Professional bios can easily be dry and unengaging. To avoid falling into that trap, add plenty of personal details and inject humor and some lighthearted elements if the occasion calls for it (but avoid any jokes that might be inappropriate, offensive or easily misinterpreted. For example, you might mention your family, what you do outside of work, favorite music, books and movies, pets and so on. If you have a short anecdote that offers insight into who you are, this can help add color to your narrative.
7. Tell the reader where she can find you.
This depends on the context, but including your contact information is generally a good idea. You should probably omit your phone number, but your email address (using “at” instead of “@” to keep the spammers at bay — e.g. jane.smith[at]gmail.com) — website (unless this is part of your website) and/or a contact form are all helpful for people who might want to reach out to you for work or otherwise.
Again, your professional biography will vary considerably depending on the context for which you’re using it. As a general rule of thumb, you should include:
• Your name at the beginning
• Your current occupation, work history and achievements
• Your personal values and goals
• Non-work-related facts, such as interests and personal details
• Contact information
Putting it all together, it would look like:
[Your name] is a [professional title] who has worked at [2-4 employers, positions, etc.]. During her career, she has earned honors such as [2-4 awards, honors or achievements]. When she’s not busy doing [your career], she’s [2-4 hobbies, interests, family details such as children]. You can email her at [your email address] or visit her website at [your website URL].
Professional bio example.
Jane Smith is a freelance graphic designer with nearly a decade of experience creating art for businesses across a variety of industries.
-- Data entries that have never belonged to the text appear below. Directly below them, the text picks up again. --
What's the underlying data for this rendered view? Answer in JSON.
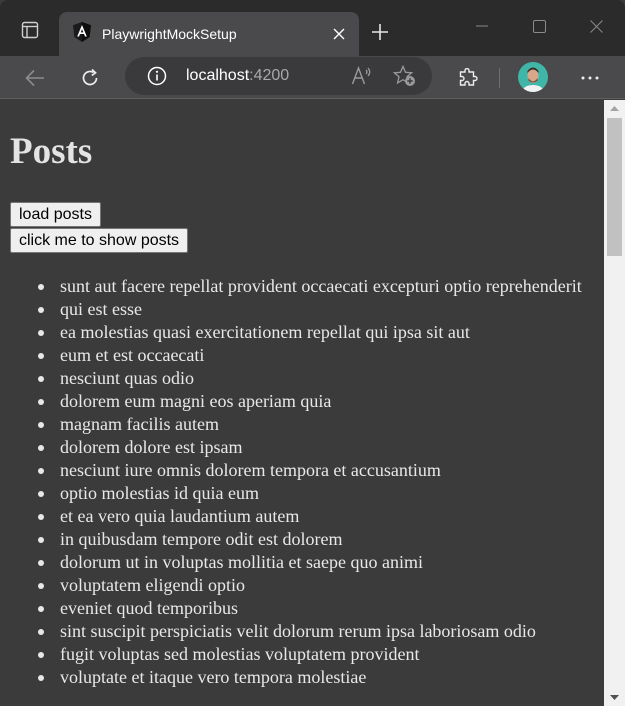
{
  "browser": {
    "tab": {
      "title": "PlaywrightMockSetup",
      "favicon": "angular-icon"
    },
    "address_bar": {
      "host": "localhost",
      "port": ":4200"
    },
    "icons": {
      "tab_actions": "tab-actions-icon",
      "close_tab": "close-icon",
      "new_tab": "plus-icon",
      "minimize": "minimize-icon",
      "maximize": "maximize-icon",
      "close_window": "close-icon",
      "back": "back-arrow-icon",
      "refresh": "refresh-icon",
      "site_info": "info-icon",
      "read_aloud": "read-aloud-icon",
      "favorites": "add-favorite-icon",
      "extensions": "puzzle-icon",
      "profile": "avatar",
      "more": "more-icon"
    }
  },
  "page": {
    "title": "Posts",
    "buttons": {
      "load_posts": "load posts",
      "show_posts": "click me to show posts"
    },
    "posts": [
      "sunt aut facere repellat provident occaecati excepturi optio reprehenderit",
      "qui est esse",
      "ea molestias quasi exercitationem repellat qui ipsa sit aut",
      "eum et est occaecati",
      "nesciunt quas odio",
      "dolorem eum magni eos aperiam quia",
      "magnam facilis autem",
      "dolorem dolore est ipsam",
      "nesciunt iure omnis dolorem tempora et accusantium",
      "optio molestias id quia eum",
      "et ea vero quia laudantium autem",
      "in quibusdam tempore odit est dolorem",
      "dolorum ut in voluptas mollitia et saepe quo animi",
      "voluptatem eligendi optio",
      "eveniet quod temporibus",
      "sint suscipit perspiciatis velit dolorum rerum ipsa laboriosam odio",
      "fugit voluptas sed molestias voluptatem provident",
      "voluptate et itaque vero tempora molestiae"
    ]
  },
  "colors": {
    "page_background": "#3b3b3b",
    "text": "#e8e8e8",
    "tab_active": "#4a4a4d",
    "avatar_bg": "#3fb6a8"
  }
}
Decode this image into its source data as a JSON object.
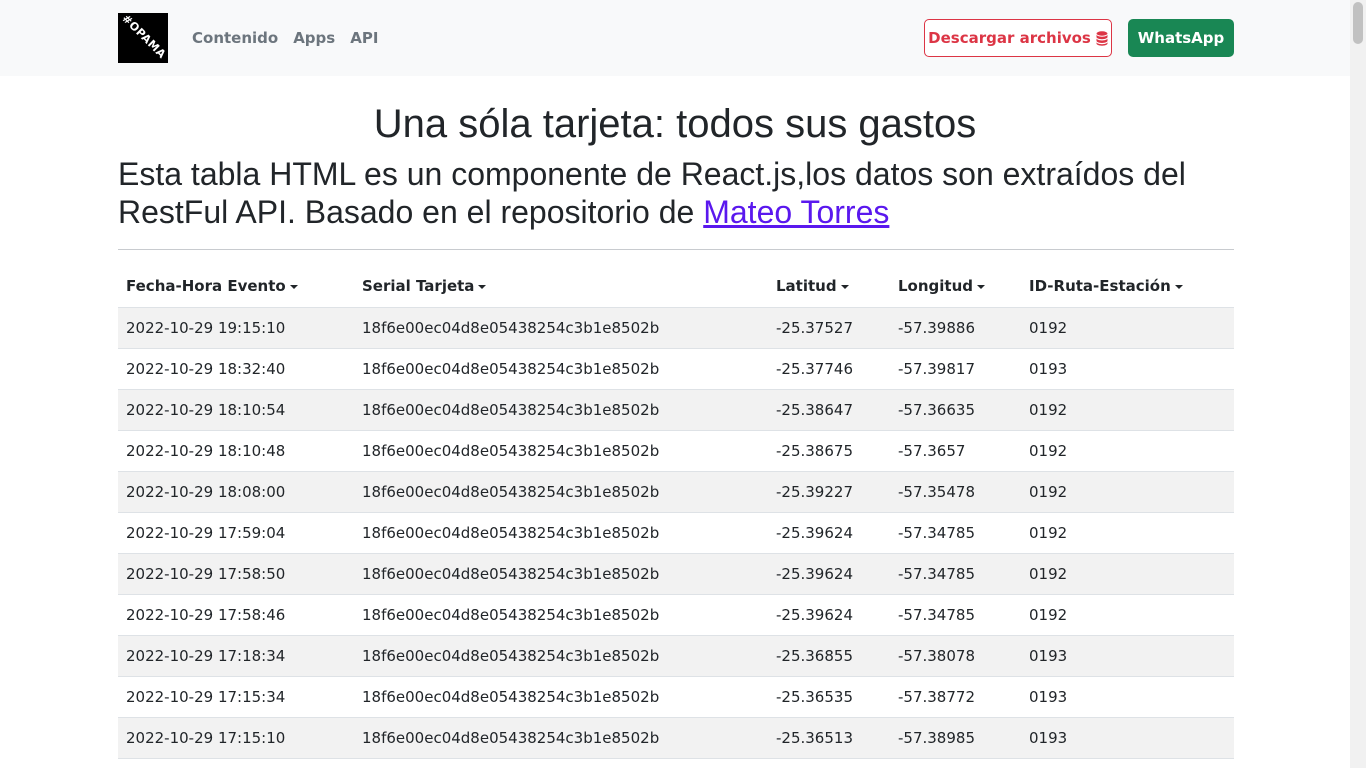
{
  "navbar": {
    "logo_text": "#OPAMA",
    "links": [
      "Contenido",
      "Apps",
      "API"
    ],
    "download_label": "Descargar archivos",
    "whatsapp_label": "WhatsApp"
  },
  "main": {
    "title": "Una sóla tarjeta: todos sus gastos",
    "subtitle_text": "Esta tabla HTML es un componente de React.js,los datos son extraídos del RestFul API. Basado en el repositorio de ",
    "subtitle_link": "Mateo Torres"
  },
  "table": {
    "headers": [
      "Fecha-Hora Evento",
      "Serial Tarjeta",
      "Latitud",
      "Longitud",
      "ID-Ruta-Estación"
    ],
    "rows": [
      [
        "2022-10-29 19:15:10",
        "18f6e00ec04d8e05438254c3b1e8502b",
        "-25.37527",
        "-57.39886",
        "0192"
      ],
      [
        "2022-10-29 18:32:40",
        "18f6e00ec04d8e05438254c3b1e8502b",
        "-25.37746",
        "-57.39817",
        "0193"
      ],
      [
        "2022-10-29 18:10:54",
        "18f6e00ec04d8e05438254c3b1e8502b",
        "-25.38647",
        "-57.36635",
        "0192"
      ],
      [
        "2022-10-29 18:10:48",
        "18f6e00ec04d8e05438254c3b1e8502b",
        "-25.38675",
        "-57.3657",
        "0192"
      ],
      [
        "2022-10-29 18:08:00",
        "18f6e00ec04d8e05438254c3b1e8502b",
        "-25.39227",
        "-57.35478",
        "0192"
      ],
      [
        "2022-10-29 17:59:04",
        "18f6e00ec04d8e05438254c3b1e8502b",
        "-25.39624",
        "-57.34785",
        "0192"
      ],
      [
        "2022-10-29 17:58:50",
        "18f6e00ec04d8e05438254c3b1e8502b",
        "-25.39624",
        "-57.34785",
        "0192"
      ],
      [
        "2022-10-29 17:58:46",
        "18f6e00ec04d8e05438254c3b1e8502b",
        "-25.39624",
        "-57.34785",
        "0192"
      ],
      [
        "2022-10-29 17:18:34",
        "18f6e00ec04d8e05438254c3b1e8502b",
        "-25.36855",
        "-57.38078",
        "0193"
      ],
      [
        "2022-10-29 17:15:34",
        "18f6e00ec04d8e05438254c3b1e8502b",
        "-25.36535",
        "-57.38772",
        "0193"
      ],
      [
        "2022-10-29 17:15:10",
        "18f6e00ec04d8e05438254c3b1e8502b",
        "-25.36513",
        "-57.38985",
        "0193"
      ]
    ]
  },
  "colors": {
    "download_accent": "#dc3545",
    "whatsapp_bg": "#198754",
    "link": "#5a18ee"
  }
}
Her work has been recognized by Graphic Design USA, among other organizations. When she’s not busy creating the next great logo, you’ll find her chasing after her twin toddlers, Sarah and Lucy, or trying to teach her dog Nellie to learn commands beyond “sit” (at least he’s a master at the basics!). Contact her using the form below.
Why good bios are important for professionals.
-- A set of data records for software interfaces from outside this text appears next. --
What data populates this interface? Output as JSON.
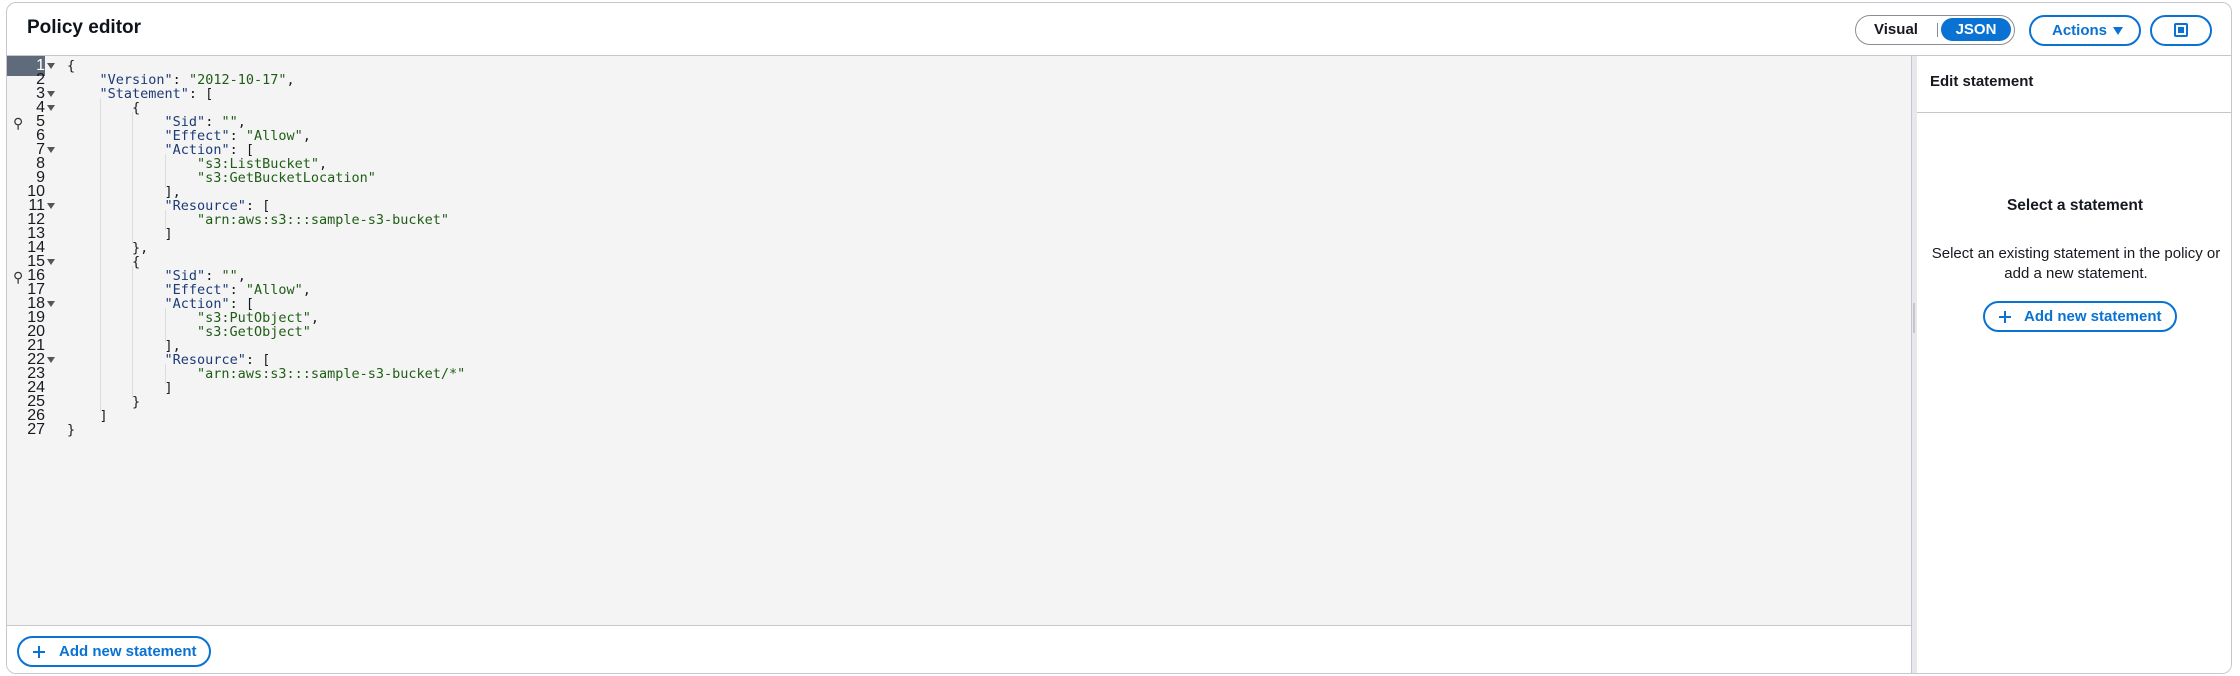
{
  "header": {
    "title": "Policy editor",
    "view_toggle": {
      "options": [
        "Visual",
        "JSON"
      ],
      "selected": "JSON"
    },
    "actions_label": "Actions"
  },
  "editor": {
    "active_line": 1,
    "lines": [
      {
        "n": "1",
        "text": "{"
      },
      {
        "n": "2",
        "text": "    \"Version\": \"2012-10-17\","
      },
      {
        "n": "3",
        "text": "    \"Statement\": ["
      },
      {
        "n": "4",
        "text": "        {"
      },
      {
        "n": "5",
        "text": "            \"Sid\": \"\","
      },
      {
        "n": "6",
        "text": "            \"Effect\": \"Allow\","
      },
      {
        "n": "7",
        "text": "            \"Action\": ["
      },
      {
        "n": "8",
        "text": "                \"s3:ListBucket\","
      },
      {
        "n": "9",
        "text": "                \"s3:GetBucketLocation\""
      },
      {
        "n": "10",
        "text": "            ],"
      },
      {
        "n": "11",
        "text": "            \"Resource\": ["
      },
      {
        "n": "12",
        "text": "                \"arn:aws:s3:::sample-s3-bucket\""
      },
      {
        "n": "13",
        "text": "            ]"
      },
      {
        "n": "14",
        "text": "        },"
      },
      {
        "n": "15",
        "text": "        {"
      },
      {
        "n": "16",
        "text": "            \"Sid\": \"\","
      },
      {
        "n": "17",
        "text": "            \"Effect\": \"Allow\","
      },
      {
        "n": "18",
        "text": "            \"Action\": ["
      },
      {
        "n": "19",
        "text": "                \"s3:PutObject\","
      },
      {
        "n": "20",
        "text": "                \"s3:GetObject\""
      },
      {
        "n": "21",
        "text": "            ],"
      },
      {
        "n": "22",
        "text": "            \"Resource\": ["
      },
      {
        "n": "23",
        "text": "                \"arn:aws:s3:::sample-s3-bucket/*\""
      },
      {
        "n": "24",
        "text": "            ]"
      },
      {
        "n": "25",
        "text": "        }"
      },
      {
        "n": "26",
        "text": "    ]"
      },
      {
        "n": "27",
        "text": "}"
      }
    ],
    "foldable_lines": [
      1,
      3,
      4,
      7,
      11,
      15,
      18,
      22
    ],
    "lightbulb_lines": [
      5,
      16
    ]
  },
  "footer": {
    "add_statement_label": "Add new statement"
  },
  "side_panel": {
    "title": "Edit statement",
    "empty_title": "Select a statement",
    "empty_description": "Select an existing statement in the policy or add a new statement.",
    "add_statement_label": "Add new statement"
  },
  "colors": {
    "accent": "#0972d3",
    "json_key": "#1c3b75",
    "json_string": "#1f5d16",
    "editor_bg": "#f4f4f4"
  },
  "icons": [
    "chevron-down-icon",
    "split-panel-icon",
    "plus-icon",
    "lightbulb-icon",
    "fold-arrow-icon"
  ]
}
Writing a professional biography is about getting your name out there. It can be used to attract new clients and help you network. We’ve mentioned a few of the contexts in which you’ll need one — websites, portfolios, conferences, company websites, articles you write and social media accounts — but it’s a good idea to have yours on hand whenever you’re looking to make a connection or market your services.
Is a professional biography the same as a resume?
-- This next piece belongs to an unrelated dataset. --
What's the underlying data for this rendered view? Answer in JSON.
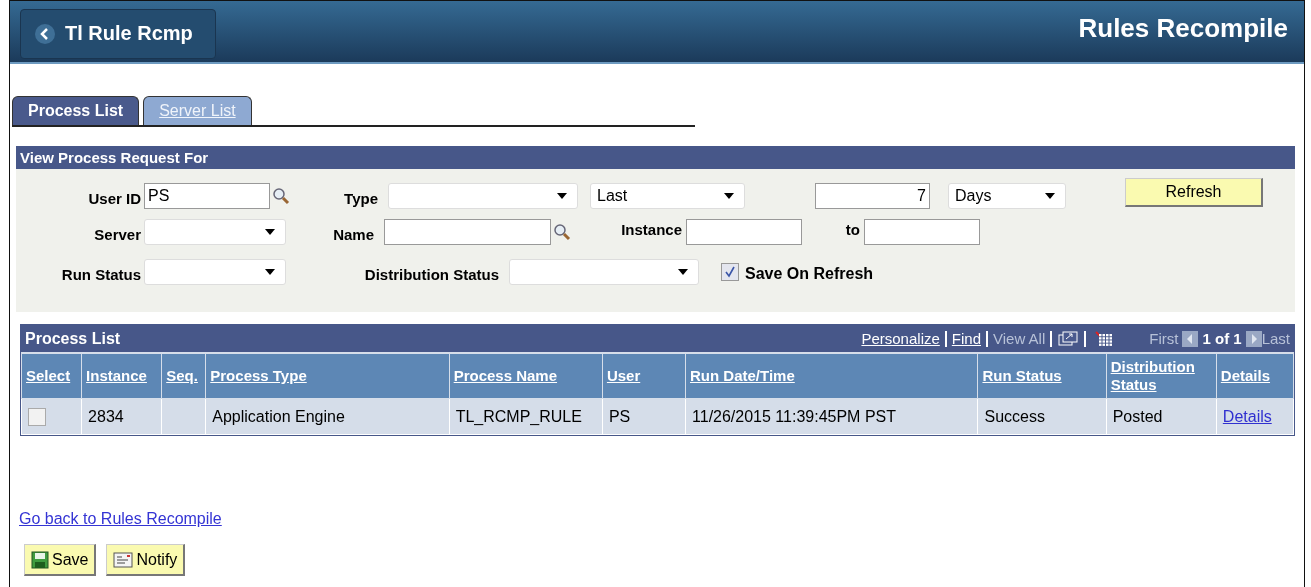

A professional bio is a different beast from a resume. The latter document is mainly used for applying for jobs, while your bio is less common in the hiring process, although you may be asked to submit one under some circumstances. Moreover, a professional biography is a more “human” document that requires a bit of flare, as opposed to your resume, which just catalogs your career.
That’s not to say a well-written bio can’t land you a job — it certainly can if it catches the eye of the right people. That’s why you should showcase it wherever you can, such as your professional website, and make sure it includes all of your latest and greatest achievements.